Economic data in April prove that China’s economy is not yet out of the wood. Growth in industrial production , retail sales and fixed asset investment all surprised to downside, suggesting that the rebound in March was only due to one-off, temporary factors. Re-escalation of US-China trade war is expected to further hurt economic sentiment and real economic growth, urging the government to accelerate easing monetary and fiscal policies in coming months.
Industrial production expanded +5.4% y/y in April, missing consensus of +6.5% and sharply lower than March’s +8.7%. This indicates that the strength in March was only driven by temporary factors – companies stockpiled input materials so as to benefit more from the reduction in value-added tax which took effect on April 1. The weakness in IP was indeed signaled in the PMI report released late last month. The Caixin/ Markit manufacturing PMI eased to 50.2 in April, down from a recent high of 50.8 in March. This suggested that the country’s manufacturing sector remained on the verge of falling to contraction. Concerning the sub-indices, “new orders” fell slightly while “new export orders” returned to contractionary territory. Meanwhile, the “output” sub-index dropped while the “employment” sub-index returned to negative territory after hitting a 74-month high in March. While the Caixin/ Markit PMI focuses on small- and medium- size firms, the official PMI report by National Bureau of Statistics (NBS) recorded a -0.4 point drop in manufacturing PMI to 50.1 in April. The two reports suggest that the struggle in the manufacturing sector is broadly based.

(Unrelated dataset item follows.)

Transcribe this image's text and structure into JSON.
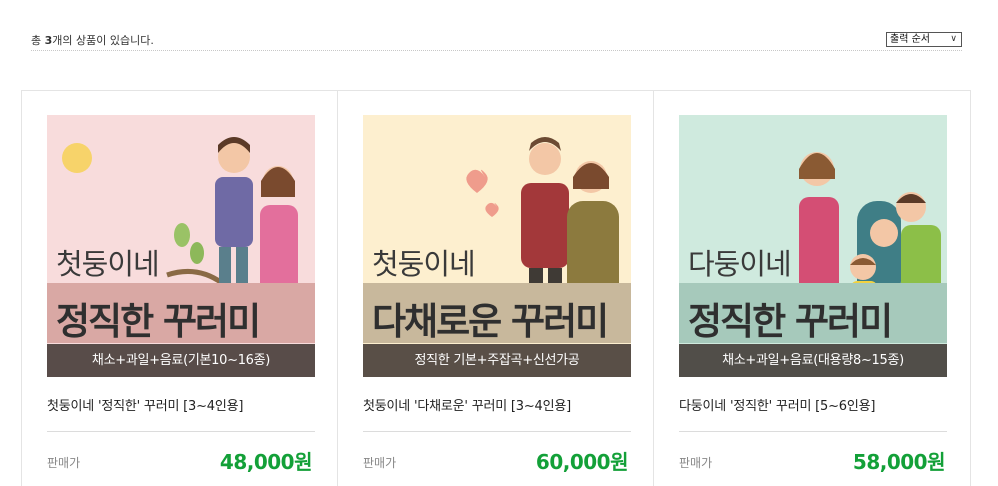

Growth in retail sales weakened markedly to +7.2% y/y in April, the slowest pace since May 2003. According to the government, the slowdown was driven by seasonal factor – this April had fewer national holidays and weekends than last year. Excluding this factor, retail sales growth, at +8.7% y/y in April, was unchanged from that in March. Nonetheless, this has not altered the downtrend of retail sales expansions. We will be closely watching how China’s individual tax cut would help stimulate consumption. Last month, Xinhua, the authoritarian government’s mouthpiece, cited a research as saying that the tax cut could increase consumer spending by RMB 717.6B, about 1.9% of total retail sales in 2018.
Urban Fixed Asset Investment
Urban Fixed Asset Investment grew +6.1% y/y in the first three months of the year, missing consensus of +6.4% and first quarter growth of +6.3%. This also marked the first slowdown in growth since August 2018, despite government’s stimulus measures to boost investment. Manufacturing investment grew only +2.5% y/y during the period, another sign confirming the slowdown in the manufacturing sector. April’s figure for infrastructural and real estate investment are not released yet.